Edited answer to show how to add translation. –  Everton Apr 1 '14 at 17:52
Consider the full transformation (Txz^-1 Tz^-1 Rz(θ) Tz Txz). Rz(θ) means the matrix to rotate by θ around the axis z. This is the matrix Rz(γ) from section 3, while the parameter θ is the desired rotation around the arbitrary axis (u,v,w). The trick is the compound transformation preceding Rz(θ) -- the matrices mutiplied at the right side of Rz(θ) -- moves the space in order to make the arbitrary axis (u,v,w) coincide with the axis Z (0,0,1). Then Rz(θ) can be used to rotate by θ around it. –  Everton Apr 2 '14 at 3:09

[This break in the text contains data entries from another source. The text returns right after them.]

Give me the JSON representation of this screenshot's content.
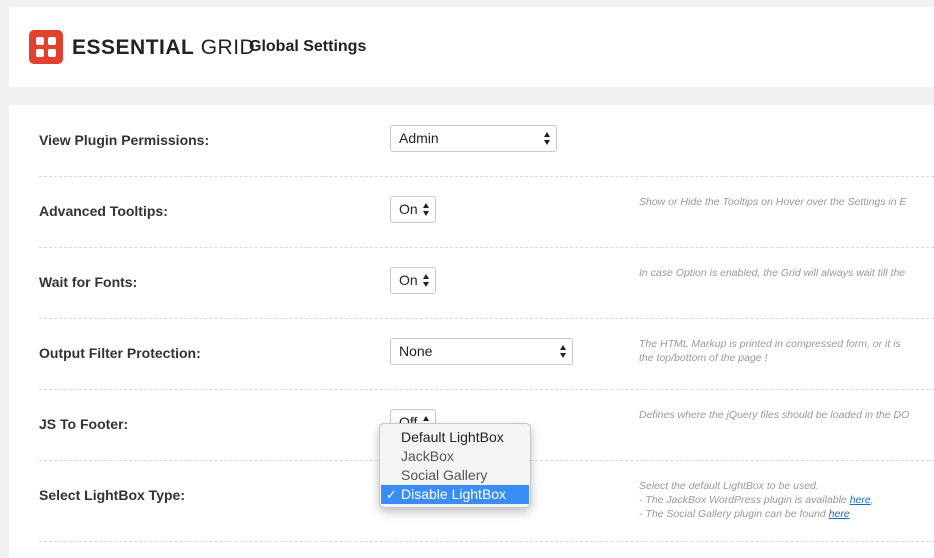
{
  "header": {
    "brand_bold": "ESSENTIAL",
    "brand_light": "GRID",
    "page_title": "Global Settings",
    "brand_color": "#e2412e"
  },
  "settings": [
    {
      "label": "View Plugin Permissions:",
      "value": "Admin",
      "description": []
    },
    {
      "label": "Advanced Tooltips:",
      "value": "On",
      "description": [
        "Show or Hide the Tooltips on Hover over the Settings in E"
      ]
    },
    {
      "label": "Wait for Fonts:",
      "value": "On",
      "description": [
        "In case Option is enabled, the Grid will always wait till the"
      ]
    },
    {
      "label": "Output Filter Protection:",
      "value": "None",
      "description": [
        "The HTML Markup is printed in compressed form, or it is",
        "the top/bottom of the page !"
      ]
    },
    {
      "label": "JS To Footer:",
      "value": "Off",
      "description": [
        "Defines where the jQuery files should be loaded in the DO"
      ]
    },
    {
      "label": "Select LightBox Type:",
      "value": "Disable LightBox",
      "description": [
        "Select the default LightBox to be used.",
        "- The JackBox WordPress plugin is available",
        "- The Social Gallery plugin can be found"
      ],
      "link_text": "here"
    }
  ],
  "lightbox_dropdown": {
    "options": [
      "Default LightBox",
      "JackBox",
      "Social Gallery",
      "Disable LightBox"
    ],
    "selected": "Disable LightBox",
    "check_glyph": "✓"
  }
}
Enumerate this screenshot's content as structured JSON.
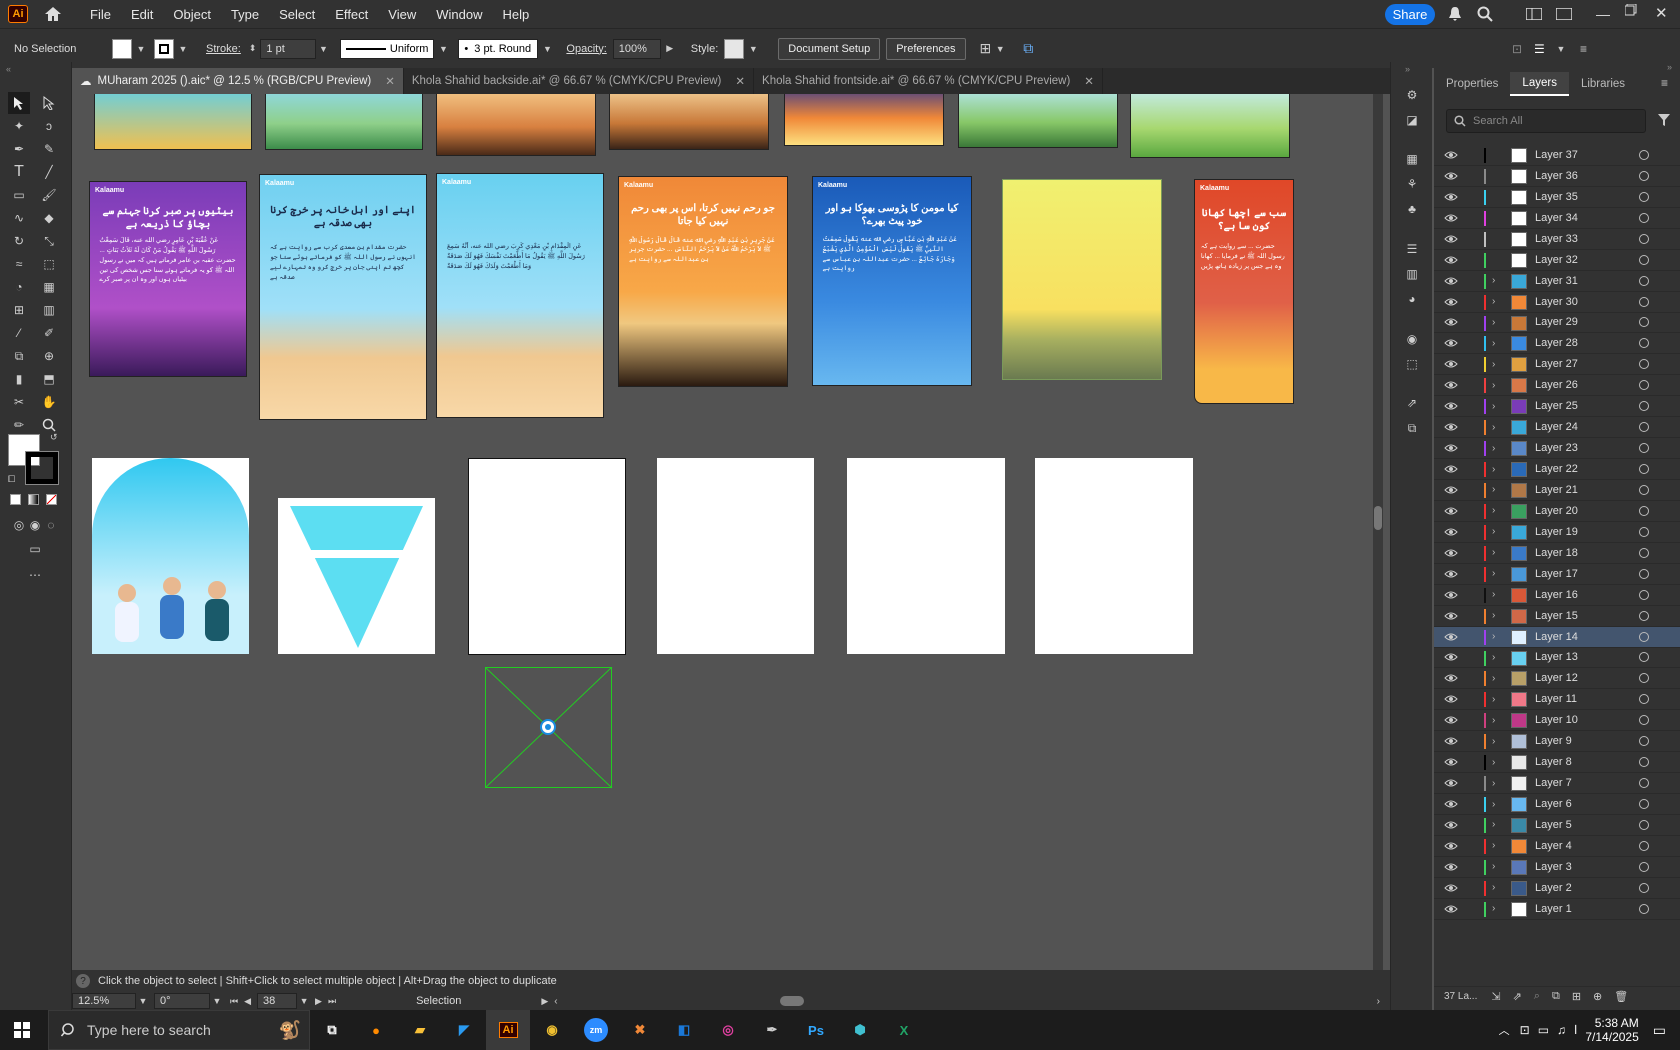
{
  "app": {
    "logo": "Ai",
    "menu": [
      "File",
      "Edit",
      "Object",
      "Type",
      "Select",
      "Effect",
      "View",
      "Window",
      "Help"
    ],
    "share": "Share"
  },
  "control": {
    "selection": "No Selection",
    "stroke_label": "Stroke:",
    "stroke_weight": "1 pt",
    "uniform": "Uniform",
    "brush": "3 pt. Round",
    "opacity_label": "Opacity:",
    "opacity": "100%",
    "style_label": "Style:",
    "doc_setup": "Document Setup",
    "preferences": "Preferences"
  },
  "tabs": [
    {
      "label": "MUharam 2025 ().aic* @ 12.5 % (RGB/CPU Preview)"
    },
    {
      "label": "Khola Shahid backside.ai* @ 66.67 % (CMYK/CPU Preview)"
    },
    {
      "label": "Khola Shahid frontside.ai* @ 66.67 % (CMYK/CPU Preview)"
    }
  ],
  "panel": {
    "tabs": [
      "Properties",
      "Layers",
      "Libraries"
    ],
    "search_placeholder": "Search All",
    "layers": [
      "Layer 37",
      "Layer 36",
      "Layer 35",
      "Layer 34",
      "Layer 33",
      "Layer 32",
      "Layer 31",
      "Layer 30",
      "Layer 29",
      "Layer 28",
      "Layer 27",
      "Layer 26",
      "Layer 25",
      "Layer 24",
      "Layer 23",
      "Layer 22",
      "Layer 21",
      "Layer 20",
      "Layer 19",
      "Layer 18",
      "Layer 17",
      "Layer 16",
      "Layer 15",
      "Layer 14",
      "Layer 13",
      "Layer 12",
      "Layer 11",
      "Layer 10",
      "Layer 9",
      "Layer 8",
      "Layer 7",
      "Layer 6",
      "Layer 5",
      "Layer 4",
      "Layer 3",
      "Layer 2",
      "Layer 1"
    ],
    "selected": "Layer 14",
    "count": "37 La..."
  },
  "cards": [
    {
      "logo": "Kalaamu",
      "title": "بیٹیوں پر صبر کرنا جہنم سے بچاؤ کا ذریعہ ہے",
      "body": "عَنْ عُقْبَةَ بْنِ عَامِرٍ رضي الله عنه، قَالَ سَمِعْتُ رَسُولَ اللَّهِ ﷺ يَقُولُ مَنْ كَانَ لَهُ ثَلاَثُ بَنَاتٍ ... حضرت عقبہ بن عامر فرماتے ہیں کہ میں نے رسول اللہ ﷺ کو یہ فرماتے ہوئے سنا جس شخص کی تین بیٹیاں ہوں اور وہ ان پر صبر کرے"
    },
    {
      "logo": "Kalaamu",
      "title": "اپنے اور اہل خانہ پر خرچ کرنا بھی صدقہ ہے",
      "body": "حضرت مقدام بن معدی کرب سے روایت ہے کہ انہوں نے رسول اللہ ﷺ کو فرماتے ہوئے سنا جو کچھ تم اپنی جان پر خرچ کرو وہ تمہارے لیے صدقہ ہے"
    },
    {
      "logo": "Kalaamu",
      "title": "",
      "body": "عَنِ الْمِقْدَامِ بْنِ مَعْدِي كَرِبَ رضي الله عنه، أَنَّهُ سَمِعَ رَسُولَ اللَّهِ ﷺ يَقُولُ مَا أَطْعَمْتَ نَفْسَكَ فَهُوَ لَكَ صَدَقَةٌ وَمَا أَطْعَمْتَ وَلَدَكَ فَهُوَ لَكَ صَدَقَةٌ"
    },
    {
      "logo": "Kalaamu",
      "title": "جو رحم نہیں کرتا، اس پر بھی رحم نہیں کیا جاتا",
      "body": "عَنْ جَرِيرِ بْنِ عَبْدِ اللَّهِ رضي الله عنه قَالَ قَالَ رَسُولُ اللَّهِ ﷺ لاَ يَرْحَمُ اللَّهُ مَنْ لاَ يَرْحَمُ النَّاسَ ... حضرت جریر بن عبداللہ سے روایت ہے"
    },
    {
      "logo": "Kalaamu",
      "title": "کیا مومن کا پڑوسی بھوکا ہو اور خود پیٹ بھرے؟",
      "body": "عَنْ عَبْدِ اللَّهِ بْنِ عَبَّاسٍ رضي الله عنه يَقُولُ سَمِعْتُ النَّبِيَّ ﷺ يَقُولُ لَيْسَ الْمُؤْمِنُ الَّذِي يَشْبَعُ وَجَارُهُ جَائِعٌ ... حضرت عبداللہ بن عباس سے روایت ہے"
    },
    {
      "logo": "Kalaamu",
      "title": "سب سے اچھا کھانا کون سا ہے؟",
      "body": "حضرت ... سے روایت ہے کہ رسول اللہ ﷺ نے فرمایا ... کھانا وہ ہے جس پر زیادہ ہاتھ پڑیں"
    }
  ],
  "status": {
    "hint": "Click the object to select  |  Shift+Click to select multiple object  |  Alt+Drag the object to duplicate",
    "zoom": "12.5%",
    "rotate": "0°",
    "artboard": "38",
    "mode": "Selection"
  },
  "taskbar": {
    "search": "Type here to search",
    "time": "5:38 AM",
    "date": "7/14/2025"
  }
}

1) Notice that: 4.1 Txz : uses Rz with sin and cos calculated from the axis vector components (u,v,w) 4.2 Tz : uses Ry with sin and cos calculated from the axis vector components (u,v,w) 2) How to find the inverse matrix: mathsisfun.com/algebra/matrix-inverse.html –  Everton Apr 3 '14 at 13:44
3) No, the author used the correct order. When you apply the combined transform matrix to a vector/point (that is, a row-matrix), you will find the effect is like applying each individual transform BUT beginning from the right (last matrix) to the left (first matrix). –  Everton Apr 3 '14 at 13:45